(DATASET EXCERPTS begins)

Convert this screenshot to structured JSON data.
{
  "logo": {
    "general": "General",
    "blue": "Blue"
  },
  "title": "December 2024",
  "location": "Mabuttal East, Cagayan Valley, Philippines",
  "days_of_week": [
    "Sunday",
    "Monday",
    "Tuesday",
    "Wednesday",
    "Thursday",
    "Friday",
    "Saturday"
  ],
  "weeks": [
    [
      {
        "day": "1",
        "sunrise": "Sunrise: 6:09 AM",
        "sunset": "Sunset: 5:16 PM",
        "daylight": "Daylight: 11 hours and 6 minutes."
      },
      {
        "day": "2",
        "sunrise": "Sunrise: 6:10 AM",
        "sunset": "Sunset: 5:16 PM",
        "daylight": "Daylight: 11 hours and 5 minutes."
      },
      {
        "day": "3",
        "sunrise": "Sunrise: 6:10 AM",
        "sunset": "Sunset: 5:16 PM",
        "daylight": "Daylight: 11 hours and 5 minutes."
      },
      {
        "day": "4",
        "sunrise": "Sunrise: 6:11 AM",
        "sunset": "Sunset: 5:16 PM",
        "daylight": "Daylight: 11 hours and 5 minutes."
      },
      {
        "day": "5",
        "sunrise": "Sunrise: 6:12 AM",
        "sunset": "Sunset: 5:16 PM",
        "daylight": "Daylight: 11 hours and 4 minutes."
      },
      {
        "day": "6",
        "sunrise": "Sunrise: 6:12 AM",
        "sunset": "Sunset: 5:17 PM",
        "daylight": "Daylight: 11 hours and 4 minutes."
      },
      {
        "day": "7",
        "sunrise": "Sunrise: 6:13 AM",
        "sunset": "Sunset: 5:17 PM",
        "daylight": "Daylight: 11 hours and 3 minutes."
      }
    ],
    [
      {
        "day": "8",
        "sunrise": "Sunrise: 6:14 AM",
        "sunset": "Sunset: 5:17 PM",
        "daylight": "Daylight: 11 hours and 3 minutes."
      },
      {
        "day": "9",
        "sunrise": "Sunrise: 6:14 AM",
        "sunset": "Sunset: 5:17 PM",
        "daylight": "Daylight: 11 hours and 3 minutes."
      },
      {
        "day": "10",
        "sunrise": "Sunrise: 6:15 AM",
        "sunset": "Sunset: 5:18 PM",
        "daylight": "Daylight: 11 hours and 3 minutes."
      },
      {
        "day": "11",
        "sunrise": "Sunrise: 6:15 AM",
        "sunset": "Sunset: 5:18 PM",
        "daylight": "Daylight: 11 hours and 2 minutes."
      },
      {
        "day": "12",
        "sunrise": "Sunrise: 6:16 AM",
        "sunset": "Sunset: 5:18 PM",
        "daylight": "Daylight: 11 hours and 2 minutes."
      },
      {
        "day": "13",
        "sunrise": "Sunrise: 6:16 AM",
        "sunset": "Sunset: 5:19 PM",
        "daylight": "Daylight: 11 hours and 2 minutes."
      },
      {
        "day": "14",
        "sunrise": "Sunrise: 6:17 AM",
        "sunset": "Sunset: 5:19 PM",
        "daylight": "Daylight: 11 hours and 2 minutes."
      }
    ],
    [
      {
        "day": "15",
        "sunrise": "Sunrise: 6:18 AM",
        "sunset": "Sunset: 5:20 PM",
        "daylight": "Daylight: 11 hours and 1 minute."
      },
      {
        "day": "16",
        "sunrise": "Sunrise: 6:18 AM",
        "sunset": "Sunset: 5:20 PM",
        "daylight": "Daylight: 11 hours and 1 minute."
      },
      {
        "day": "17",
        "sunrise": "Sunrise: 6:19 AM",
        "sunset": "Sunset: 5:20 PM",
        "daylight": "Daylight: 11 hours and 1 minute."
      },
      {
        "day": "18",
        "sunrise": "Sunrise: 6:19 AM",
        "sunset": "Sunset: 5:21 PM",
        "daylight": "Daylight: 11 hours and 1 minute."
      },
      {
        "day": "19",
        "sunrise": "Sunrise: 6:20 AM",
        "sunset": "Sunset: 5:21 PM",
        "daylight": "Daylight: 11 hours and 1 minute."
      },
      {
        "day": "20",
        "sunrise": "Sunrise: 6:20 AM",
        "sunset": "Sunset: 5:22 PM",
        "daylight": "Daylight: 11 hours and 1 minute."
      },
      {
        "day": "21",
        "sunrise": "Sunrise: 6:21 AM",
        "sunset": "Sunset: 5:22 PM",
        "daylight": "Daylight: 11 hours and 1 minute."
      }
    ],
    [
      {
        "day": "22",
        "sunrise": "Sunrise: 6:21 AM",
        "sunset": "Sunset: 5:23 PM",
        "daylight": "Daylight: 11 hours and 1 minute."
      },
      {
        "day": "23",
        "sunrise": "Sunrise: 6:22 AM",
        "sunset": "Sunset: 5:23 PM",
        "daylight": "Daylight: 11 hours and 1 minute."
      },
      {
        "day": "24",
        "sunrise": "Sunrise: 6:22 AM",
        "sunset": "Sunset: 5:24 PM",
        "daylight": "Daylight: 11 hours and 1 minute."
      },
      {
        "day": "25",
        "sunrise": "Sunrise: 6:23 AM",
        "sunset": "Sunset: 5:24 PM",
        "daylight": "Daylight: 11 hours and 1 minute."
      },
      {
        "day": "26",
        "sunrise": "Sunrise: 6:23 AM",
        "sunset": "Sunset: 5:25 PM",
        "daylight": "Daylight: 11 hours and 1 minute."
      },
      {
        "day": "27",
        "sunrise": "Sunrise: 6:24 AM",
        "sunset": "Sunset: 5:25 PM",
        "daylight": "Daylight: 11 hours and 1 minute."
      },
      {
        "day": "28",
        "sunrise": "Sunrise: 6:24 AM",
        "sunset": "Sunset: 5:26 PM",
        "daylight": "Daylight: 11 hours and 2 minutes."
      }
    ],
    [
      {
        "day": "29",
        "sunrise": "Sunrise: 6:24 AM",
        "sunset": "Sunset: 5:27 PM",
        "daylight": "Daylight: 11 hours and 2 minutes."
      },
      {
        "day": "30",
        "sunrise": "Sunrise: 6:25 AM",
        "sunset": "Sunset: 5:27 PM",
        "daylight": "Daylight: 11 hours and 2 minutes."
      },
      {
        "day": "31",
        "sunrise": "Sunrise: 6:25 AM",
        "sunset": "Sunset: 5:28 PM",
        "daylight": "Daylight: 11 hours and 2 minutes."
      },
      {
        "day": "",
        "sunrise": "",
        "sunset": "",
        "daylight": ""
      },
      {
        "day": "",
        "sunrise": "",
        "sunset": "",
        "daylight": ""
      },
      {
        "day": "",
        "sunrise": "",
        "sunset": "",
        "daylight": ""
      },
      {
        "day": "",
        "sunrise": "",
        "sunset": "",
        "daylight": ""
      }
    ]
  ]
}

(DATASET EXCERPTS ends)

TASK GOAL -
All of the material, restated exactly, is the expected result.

THE ANSWER -
Convert this screenshot to structured JSON data.
{
  "logo": {
    "general": "General",
    "blue": "Blue"
  },
  "title": "December 2024",
  "location": "Mabuttal East, Cagayan Valley, Philippines",
  "days_of_week": [
    "Sunday",
    "Monday",
    "Tuesday",
    "Wednesday",
    "Thursday",
    "Friday",
    "Saturday"
  ],
  "weeks": [
    [
      {
        "day": "1",
        "sunrise": "Sunrise: 6:09 AM",
        "sunset": "Sunset: 5:16 PM",
        "daylight": "Daylight: 11 hours and 6 minutes."
      },
      {
        "day": "2",
        "sunrise": "Sunrise: 6:10 AM",
        "sunset": "Sunset: 5:16 PM",
        "daylight": "Daylight: 11 hours and 5 minutes."
      },
      {
        "day": "3",
        "sunrise": "Sunrise: 6:10 AM",
        "sunset": "Sunset: 5:16 PM",
        "daylight": "Daylight: 11 hours and 5 minutes."
      },
      {
        "day": "4",
        "sunrise": "Sunrise: 6:11 AM",
        "sunset": "Sunset: 5:16 PM",
        "daylight": "Daylight: 11 hours and 5 minutes."
      },
      {
        "day": "5",
        "sunrise": "Sunrise: 6:12 AM",
        "sunset": "Sunset: 5:16 PM",
        "daylight": "Daylight: 11 hours and 4 minutes."
      },
      {
        "day": "6",
        "sunrise": "Sunrise: 6:12 AM",
        "sunset": "Sunset: 5:17 PM",
        "daylight": "Daylight: 11 hours and 4 minutes."
      },
      {
        "day": "7",
        "sunrise": "Sunrise: 6:13 AM",
        "sunset": "Sunset: 5:17 PM",
        "daylight": "Daylight: 11 hours and 3 minutes."
      }
    ],
    [
      {
        "day": "8",
        "sunrise": "Sunrise: 6:14 AM",
        "sunset": "Sunset: 5:17 PM",
        "daylight": "Daylight: 11 hours and 3 minutes."
      },
      {
        "day": "9",
        "sunrise": "Sunrise: 6:14 AM",
        "sunset": "Sunset: 5:17 PM",
        "daylight": "Daylight: 11 hours and 3 minutes."
      },
      {
        "day": "10",
        "sunrise": "Sunrise: 6:15 AM",
        "sunset": "Sunset: 5:18 PM",
        "daylight": "Daylight: 11 hours and 3 minutes."
      },
      {
        "day": "11",
        "sunrise": "Sunrise: 6:15 AM",
        "sunset": "Sunset: 5:18 PM",
        "daylight": "Daylight: 11 hours and 2 minutes."
      },
      {
        "day": "12",
        "sunrise": "Sunrise: 6:16 AM",
        "sunset": "Sunset: 5:18 PM",
        "daylight": "Daylight: 11 hours and 2 minutes."
      },
      {
        "day": "13",
        "sunrise": "Sunrise: 6:16 AM",
        "sunset": "Sunset: 5:19 PM",
        "daylight": "Daylight: 11 hours and 2 minutes."
      },
      {
        "day": "14",
        "sunrise": "Sunrise: 6:17 AM",
        "sunset": "Sunset: 5:19 PM",
        "daylight": "Daylight: 11 hours and 2 minutes."
      }
    ],
    [
      {
        "day": "15",
        "sunrise": "Sunrise: 6:18 AM",
        "sunset": "Sunset: 5:20 PM",
        "daylight": "Daylight: 11 hours and 1 minute."
      },
      {
        "day": "16",
        "sunrise": "Sunrise: 6:18 AM",
        "sunset": "Sunset: 5:20 PM",
        "daylight": "Daylight: 11 hours and 1 minute."
      },
      {
        "day": "17",
        "sunrise": "Sunrise: 6:19 AM",
        "sunset": "Sunset: 5:20 PM",
        "daylight": "Daylight: 11 hours and 1 minute."
      },
      {
        "day": "18",
        "sunrise": "Sunrise: 6:19 AM",
        "sunset": "Sunset: 5:21 PM",
        "daylight": "Daylight: 11 hours and 1 minute."
      },
      {
        "day": "19",
        "sunrise": "Sunrise: 6:20 AM",
        "sunset": "Sunset: 5:21 PM",
        "daylight": "Daylight: 11 hours and 1 minute."
      },
      {
        "day": "20",
        "sunrise": "Sunrise: 6:20 AM",
        "sunset": "Sunset: 5:22 PM",
        "daylight": "Daylight: 11 hours and 1 minute."
      },
      {
        "day": "21",
        "sunrise": "Sunrise: 6:21 AM",
        "sunset": "Sunset: 5:22 PM",
        "daylight": "Daylight: 11 hours and 1 minute."
      }
    ],
    [
      {
        "day": "22",
        "sunrise": "Sunrise: 6:21 AM",
        "sunset": "Sunset: 5:23 PM",
        "daylight": "Daylight: 11 hours and 1 minute."
      },
      {
        "day": "23",
        "sunrise": "Sunrise: 6:22 AM",
        "sunset": "Sunset: 5:23 PM",
        "daylight": "Daylight: 11 hours and 1 minute."
      },
      {
        "day": "24",
        "sunrise": "Sunrise: 6:22 AM",
        "sunset": "Sunset: 5:24 PM",
        "daylight": "Daylight: 11 hours and 1 minute."
      },
      {
        "day": "25",
        "sunrise": "Sunrise: 6:23 AM",
        "sunset": "Sunset: 5:24 PM",
        "daylight": "Daylight: 11 hours and 1 minute."
      },
      {
        "day": "26",
        "sunrise": "Sunrise: 6:23 AM",
        "sunset": "Sunset: 5:25 PM",
        "daylight": "Daylight: 11 hours and 1 minute."
      },
      {
        "day": "27",
        "sunrise": "Sunrise: 6:24 AM",
        "sunset": "Sunset: 5:25 PM",
        "daylight": "Daylight: 11 hours and 1 minute."
      },
      {
        "day": "28",
        "sunrise": "Sunrise: 6:24 AM",
        "sunset": "Sunset: 5:26 PM",
        "daylight": "Daylight: 11 hours and 2 minutes."
      }
    ],
    [
      {
        "day": "29",
        "sunrise": "Sunrise: 6:24 AM",
        "sunset": "Sunset: 5:27 PM",
        "daylight": "Daylight: 11 hours and 2 minutes."
      },
      {
        "day": "30",
        "sunrise": "Sunrise: 6:25 AM",
        "sunset": "Sunset: 5:27 PM",
        "daylight": "Daylight: 11 hours and 2 minutes."
      },
      {
        "day": "31",
        "sunrise": "Sunrise: 6:25 AM",
        "sunset": "Sunset: 5:28 PM",
        "daylight": "Daylight: 11 hours and 2 minutes."
      },
      {
        "day": "",
        "sunrise": "",
        "sunset": "",
        "daylight": ""
      },
      {
        "day": "",
        "sunrise": "",
        "sunset": "",
        "daylight": ""
      },
      {
        "day": "",
        "sunrise": "",
        "sunset": "",
        "daylight": ""
      },
      {
        "day": "",
        "sunrise": "",
        "sunset": "",
        "daylight": ""
      }
    ]
  ]
}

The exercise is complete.